App and web page records

=== Begin Enclosure ===

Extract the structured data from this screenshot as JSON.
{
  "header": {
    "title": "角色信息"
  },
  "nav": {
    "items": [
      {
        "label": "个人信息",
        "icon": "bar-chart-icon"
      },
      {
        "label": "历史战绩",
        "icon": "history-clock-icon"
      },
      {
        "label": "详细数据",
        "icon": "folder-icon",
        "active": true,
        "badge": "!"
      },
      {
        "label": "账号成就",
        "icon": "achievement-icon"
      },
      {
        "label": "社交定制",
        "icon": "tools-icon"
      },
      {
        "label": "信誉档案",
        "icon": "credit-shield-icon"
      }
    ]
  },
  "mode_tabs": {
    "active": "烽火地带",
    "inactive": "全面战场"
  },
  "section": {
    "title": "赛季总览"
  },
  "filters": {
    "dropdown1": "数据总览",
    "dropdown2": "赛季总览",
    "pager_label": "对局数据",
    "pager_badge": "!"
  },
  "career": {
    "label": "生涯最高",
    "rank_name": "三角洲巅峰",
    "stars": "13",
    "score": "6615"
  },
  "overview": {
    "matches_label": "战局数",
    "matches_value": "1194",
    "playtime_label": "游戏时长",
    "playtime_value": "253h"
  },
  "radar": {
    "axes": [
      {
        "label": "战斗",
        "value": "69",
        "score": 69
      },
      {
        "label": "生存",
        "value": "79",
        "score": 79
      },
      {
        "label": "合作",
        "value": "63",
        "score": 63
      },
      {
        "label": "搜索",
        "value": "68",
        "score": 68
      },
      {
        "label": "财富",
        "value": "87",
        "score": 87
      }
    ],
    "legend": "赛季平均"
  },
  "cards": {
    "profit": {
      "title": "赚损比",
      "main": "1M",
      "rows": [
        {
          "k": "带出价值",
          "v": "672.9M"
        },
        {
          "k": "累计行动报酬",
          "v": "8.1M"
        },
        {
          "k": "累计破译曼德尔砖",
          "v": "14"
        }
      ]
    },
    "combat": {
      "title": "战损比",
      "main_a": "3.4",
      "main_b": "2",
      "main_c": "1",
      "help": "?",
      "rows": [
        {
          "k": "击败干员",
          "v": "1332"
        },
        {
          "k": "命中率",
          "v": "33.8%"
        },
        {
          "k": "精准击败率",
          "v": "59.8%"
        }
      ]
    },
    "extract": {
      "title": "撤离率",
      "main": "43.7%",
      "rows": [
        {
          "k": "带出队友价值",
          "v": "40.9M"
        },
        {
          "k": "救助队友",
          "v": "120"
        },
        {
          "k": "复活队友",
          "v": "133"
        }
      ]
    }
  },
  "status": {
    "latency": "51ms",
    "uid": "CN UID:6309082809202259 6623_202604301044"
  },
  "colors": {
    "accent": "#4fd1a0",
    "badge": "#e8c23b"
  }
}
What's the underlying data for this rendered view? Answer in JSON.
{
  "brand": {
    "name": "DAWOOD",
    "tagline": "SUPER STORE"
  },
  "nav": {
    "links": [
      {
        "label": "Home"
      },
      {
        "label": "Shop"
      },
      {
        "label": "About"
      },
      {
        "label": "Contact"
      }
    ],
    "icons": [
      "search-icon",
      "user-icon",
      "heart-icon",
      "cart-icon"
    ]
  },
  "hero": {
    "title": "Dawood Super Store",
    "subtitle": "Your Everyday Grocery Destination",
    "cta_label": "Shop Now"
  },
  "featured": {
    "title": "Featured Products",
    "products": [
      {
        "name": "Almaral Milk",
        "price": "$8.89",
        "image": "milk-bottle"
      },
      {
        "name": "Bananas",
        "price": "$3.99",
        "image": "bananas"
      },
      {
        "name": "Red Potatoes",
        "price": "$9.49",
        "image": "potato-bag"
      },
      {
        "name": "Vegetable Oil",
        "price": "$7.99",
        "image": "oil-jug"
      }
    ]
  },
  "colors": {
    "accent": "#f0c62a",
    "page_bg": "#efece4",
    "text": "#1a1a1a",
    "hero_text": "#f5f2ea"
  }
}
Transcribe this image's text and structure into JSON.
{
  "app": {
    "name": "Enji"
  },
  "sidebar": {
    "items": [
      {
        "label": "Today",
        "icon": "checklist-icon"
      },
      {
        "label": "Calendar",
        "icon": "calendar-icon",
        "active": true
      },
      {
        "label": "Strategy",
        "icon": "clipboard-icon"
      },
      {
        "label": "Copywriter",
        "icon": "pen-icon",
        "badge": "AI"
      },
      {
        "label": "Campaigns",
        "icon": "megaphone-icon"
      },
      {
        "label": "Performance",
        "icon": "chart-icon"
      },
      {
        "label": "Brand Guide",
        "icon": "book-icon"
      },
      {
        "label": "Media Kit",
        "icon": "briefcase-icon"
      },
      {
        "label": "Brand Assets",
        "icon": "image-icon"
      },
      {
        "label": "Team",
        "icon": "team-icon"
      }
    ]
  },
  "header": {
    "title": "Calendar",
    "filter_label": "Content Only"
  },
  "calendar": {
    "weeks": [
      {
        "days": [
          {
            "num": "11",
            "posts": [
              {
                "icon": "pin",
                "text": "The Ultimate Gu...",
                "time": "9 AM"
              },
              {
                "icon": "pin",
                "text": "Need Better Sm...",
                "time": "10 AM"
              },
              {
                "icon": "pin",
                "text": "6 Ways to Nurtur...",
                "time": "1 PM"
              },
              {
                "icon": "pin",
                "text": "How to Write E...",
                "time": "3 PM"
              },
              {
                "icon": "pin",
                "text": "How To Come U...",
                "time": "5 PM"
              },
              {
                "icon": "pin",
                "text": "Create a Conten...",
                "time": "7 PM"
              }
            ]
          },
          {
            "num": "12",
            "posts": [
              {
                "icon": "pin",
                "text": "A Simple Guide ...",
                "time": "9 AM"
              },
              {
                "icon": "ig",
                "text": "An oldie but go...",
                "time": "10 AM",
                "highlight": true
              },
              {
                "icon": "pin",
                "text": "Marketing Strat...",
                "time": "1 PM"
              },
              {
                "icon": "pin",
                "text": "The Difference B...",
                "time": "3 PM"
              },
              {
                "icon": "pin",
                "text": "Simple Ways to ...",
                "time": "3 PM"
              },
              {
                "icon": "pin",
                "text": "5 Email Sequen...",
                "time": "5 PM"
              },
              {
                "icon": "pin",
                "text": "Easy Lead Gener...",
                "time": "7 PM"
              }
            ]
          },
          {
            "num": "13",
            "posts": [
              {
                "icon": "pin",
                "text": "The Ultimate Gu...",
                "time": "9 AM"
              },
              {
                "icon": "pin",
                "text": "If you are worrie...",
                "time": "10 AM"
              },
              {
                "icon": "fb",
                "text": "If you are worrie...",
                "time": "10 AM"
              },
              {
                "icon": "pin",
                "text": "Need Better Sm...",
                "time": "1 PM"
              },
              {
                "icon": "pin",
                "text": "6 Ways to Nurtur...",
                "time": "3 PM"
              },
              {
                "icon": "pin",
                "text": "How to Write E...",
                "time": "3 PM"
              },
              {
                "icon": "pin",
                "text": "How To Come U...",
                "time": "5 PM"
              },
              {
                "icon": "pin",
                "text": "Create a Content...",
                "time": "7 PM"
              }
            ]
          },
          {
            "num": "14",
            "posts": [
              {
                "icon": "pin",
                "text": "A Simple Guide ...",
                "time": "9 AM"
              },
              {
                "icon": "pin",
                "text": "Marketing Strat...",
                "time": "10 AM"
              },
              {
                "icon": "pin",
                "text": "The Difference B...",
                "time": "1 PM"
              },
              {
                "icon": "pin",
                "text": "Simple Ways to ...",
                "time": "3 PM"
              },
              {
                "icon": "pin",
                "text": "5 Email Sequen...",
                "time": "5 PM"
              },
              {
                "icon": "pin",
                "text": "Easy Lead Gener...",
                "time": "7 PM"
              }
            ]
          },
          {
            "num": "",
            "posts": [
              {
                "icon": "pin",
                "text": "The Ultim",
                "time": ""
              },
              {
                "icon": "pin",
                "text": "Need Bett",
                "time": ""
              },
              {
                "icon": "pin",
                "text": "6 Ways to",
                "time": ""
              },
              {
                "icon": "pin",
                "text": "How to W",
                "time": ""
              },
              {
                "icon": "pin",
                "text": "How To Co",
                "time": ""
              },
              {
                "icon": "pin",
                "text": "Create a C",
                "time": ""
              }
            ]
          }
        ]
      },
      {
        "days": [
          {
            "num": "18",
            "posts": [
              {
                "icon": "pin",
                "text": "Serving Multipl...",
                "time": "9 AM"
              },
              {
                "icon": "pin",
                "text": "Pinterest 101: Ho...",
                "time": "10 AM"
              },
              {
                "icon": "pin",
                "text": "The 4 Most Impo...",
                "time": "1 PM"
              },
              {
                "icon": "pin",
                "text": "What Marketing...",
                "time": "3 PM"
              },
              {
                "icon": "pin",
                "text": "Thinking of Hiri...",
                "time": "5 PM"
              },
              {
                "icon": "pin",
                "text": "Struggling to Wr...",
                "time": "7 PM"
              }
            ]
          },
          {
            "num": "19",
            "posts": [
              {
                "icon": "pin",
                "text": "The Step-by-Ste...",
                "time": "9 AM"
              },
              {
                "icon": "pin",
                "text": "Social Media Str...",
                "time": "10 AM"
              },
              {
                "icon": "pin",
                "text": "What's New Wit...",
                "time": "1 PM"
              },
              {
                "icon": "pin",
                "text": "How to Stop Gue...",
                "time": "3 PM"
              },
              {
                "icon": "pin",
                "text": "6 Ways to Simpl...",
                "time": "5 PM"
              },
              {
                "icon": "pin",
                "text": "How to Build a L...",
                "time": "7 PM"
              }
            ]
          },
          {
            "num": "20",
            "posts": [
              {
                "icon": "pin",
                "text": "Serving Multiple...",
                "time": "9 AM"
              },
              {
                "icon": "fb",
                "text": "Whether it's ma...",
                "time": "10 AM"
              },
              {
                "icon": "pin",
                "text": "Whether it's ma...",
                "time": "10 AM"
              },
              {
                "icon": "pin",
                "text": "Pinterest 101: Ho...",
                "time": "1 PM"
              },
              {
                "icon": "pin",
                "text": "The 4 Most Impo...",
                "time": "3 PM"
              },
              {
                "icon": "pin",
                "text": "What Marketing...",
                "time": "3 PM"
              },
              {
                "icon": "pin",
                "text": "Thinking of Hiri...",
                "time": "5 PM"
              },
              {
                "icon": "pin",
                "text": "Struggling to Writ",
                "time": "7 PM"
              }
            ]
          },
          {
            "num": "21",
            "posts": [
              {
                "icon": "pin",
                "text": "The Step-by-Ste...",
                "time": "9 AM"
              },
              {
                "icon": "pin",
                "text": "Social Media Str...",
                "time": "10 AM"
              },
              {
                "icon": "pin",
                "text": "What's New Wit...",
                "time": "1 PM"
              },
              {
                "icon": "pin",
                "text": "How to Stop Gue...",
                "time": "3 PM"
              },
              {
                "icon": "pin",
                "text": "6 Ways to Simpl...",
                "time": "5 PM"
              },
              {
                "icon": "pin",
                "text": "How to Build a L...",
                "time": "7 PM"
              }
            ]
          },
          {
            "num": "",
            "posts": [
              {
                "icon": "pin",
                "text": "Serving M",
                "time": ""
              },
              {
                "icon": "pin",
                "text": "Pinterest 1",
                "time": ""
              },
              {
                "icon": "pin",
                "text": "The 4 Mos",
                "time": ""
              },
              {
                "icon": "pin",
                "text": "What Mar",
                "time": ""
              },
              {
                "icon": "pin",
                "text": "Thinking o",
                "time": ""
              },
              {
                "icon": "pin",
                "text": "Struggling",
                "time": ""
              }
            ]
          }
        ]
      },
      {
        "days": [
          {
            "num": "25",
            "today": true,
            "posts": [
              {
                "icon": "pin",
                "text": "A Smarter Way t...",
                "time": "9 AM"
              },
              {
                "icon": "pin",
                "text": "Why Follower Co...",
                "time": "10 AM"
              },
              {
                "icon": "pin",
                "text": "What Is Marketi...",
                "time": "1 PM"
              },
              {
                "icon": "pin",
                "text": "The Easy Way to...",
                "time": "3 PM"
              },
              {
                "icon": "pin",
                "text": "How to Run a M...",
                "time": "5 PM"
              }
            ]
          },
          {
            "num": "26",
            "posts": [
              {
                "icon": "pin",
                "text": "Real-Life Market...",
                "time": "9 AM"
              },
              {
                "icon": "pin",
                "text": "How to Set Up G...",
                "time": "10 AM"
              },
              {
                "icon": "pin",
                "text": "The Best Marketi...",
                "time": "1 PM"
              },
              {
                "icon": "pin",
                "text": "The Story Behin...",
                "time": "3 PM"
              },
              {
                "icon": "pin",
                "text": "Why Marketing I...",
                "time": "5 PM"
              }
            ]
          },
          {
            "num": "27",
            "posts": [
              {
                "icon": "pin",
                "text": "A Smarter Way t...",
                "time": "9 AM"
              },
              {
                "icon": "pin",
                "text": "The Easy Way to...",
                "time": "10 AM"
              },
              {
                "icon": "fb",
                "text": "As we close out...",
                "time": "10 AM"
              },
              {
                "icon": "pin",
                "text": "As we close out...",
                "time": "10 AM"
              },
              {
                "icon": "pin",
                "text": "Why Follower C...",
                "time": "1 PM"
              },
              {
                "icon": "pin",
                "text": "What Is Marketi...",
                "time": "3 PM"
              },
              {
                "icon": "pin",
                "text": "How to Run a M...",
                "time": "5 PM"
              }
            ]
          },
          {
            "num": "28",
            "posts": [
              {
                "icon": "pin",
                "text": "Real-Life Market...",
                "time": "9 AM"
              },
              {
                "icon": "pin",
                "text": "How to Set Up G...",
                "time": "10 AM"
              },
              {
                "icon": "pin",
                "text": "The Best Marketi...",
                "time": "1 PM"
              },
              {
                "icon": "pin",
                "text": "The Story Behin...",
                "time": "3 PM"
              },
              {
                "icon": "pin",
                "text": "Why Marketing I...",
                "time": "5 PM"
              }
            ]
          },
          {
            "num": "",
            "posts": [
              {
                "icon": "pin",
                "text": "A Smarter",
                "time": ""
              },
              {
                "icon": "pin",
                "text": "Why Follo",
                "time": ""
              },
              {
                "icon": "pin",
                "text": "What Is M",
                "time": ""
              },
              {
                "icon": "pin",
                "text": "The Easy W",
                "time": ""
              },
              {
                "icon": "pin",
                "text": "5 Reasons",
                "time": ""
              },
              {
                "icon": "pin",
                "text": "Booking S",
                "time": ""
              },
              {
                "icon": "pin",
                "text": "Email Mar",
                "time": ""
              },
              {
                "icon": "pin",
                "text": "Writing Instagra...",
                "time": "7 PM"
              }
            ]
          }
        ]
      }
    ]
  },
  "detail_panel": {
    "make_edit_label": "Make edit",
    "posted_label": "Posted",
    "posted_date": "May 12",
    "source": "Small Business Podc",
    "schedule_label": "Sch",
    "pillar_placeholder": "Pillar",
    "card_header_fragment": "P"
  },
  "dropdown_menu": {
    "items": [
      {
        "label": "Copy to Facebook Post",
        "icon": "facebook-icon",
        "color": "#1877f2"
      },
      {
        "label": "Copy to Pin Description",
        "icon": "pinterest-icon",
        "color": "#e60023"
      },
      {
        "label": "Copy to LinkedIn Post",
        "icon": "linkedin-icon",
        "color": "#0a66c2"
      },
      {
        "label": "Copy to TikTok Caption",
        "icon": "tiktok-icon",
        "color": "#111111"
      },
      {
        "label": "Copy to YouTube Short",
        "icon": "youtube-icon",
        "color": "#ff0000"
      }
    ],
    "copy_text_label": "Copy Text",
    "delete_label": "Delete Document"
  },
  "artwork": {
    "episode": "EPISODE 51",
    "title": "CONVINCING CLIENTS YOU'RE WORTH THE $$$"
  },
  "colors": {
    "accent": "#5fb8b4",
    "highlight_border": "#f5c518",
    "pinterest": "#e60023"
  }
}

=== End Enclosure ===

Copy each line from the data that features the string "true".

        "active": true,
        "active": true
                "highlight": true
            "today": true,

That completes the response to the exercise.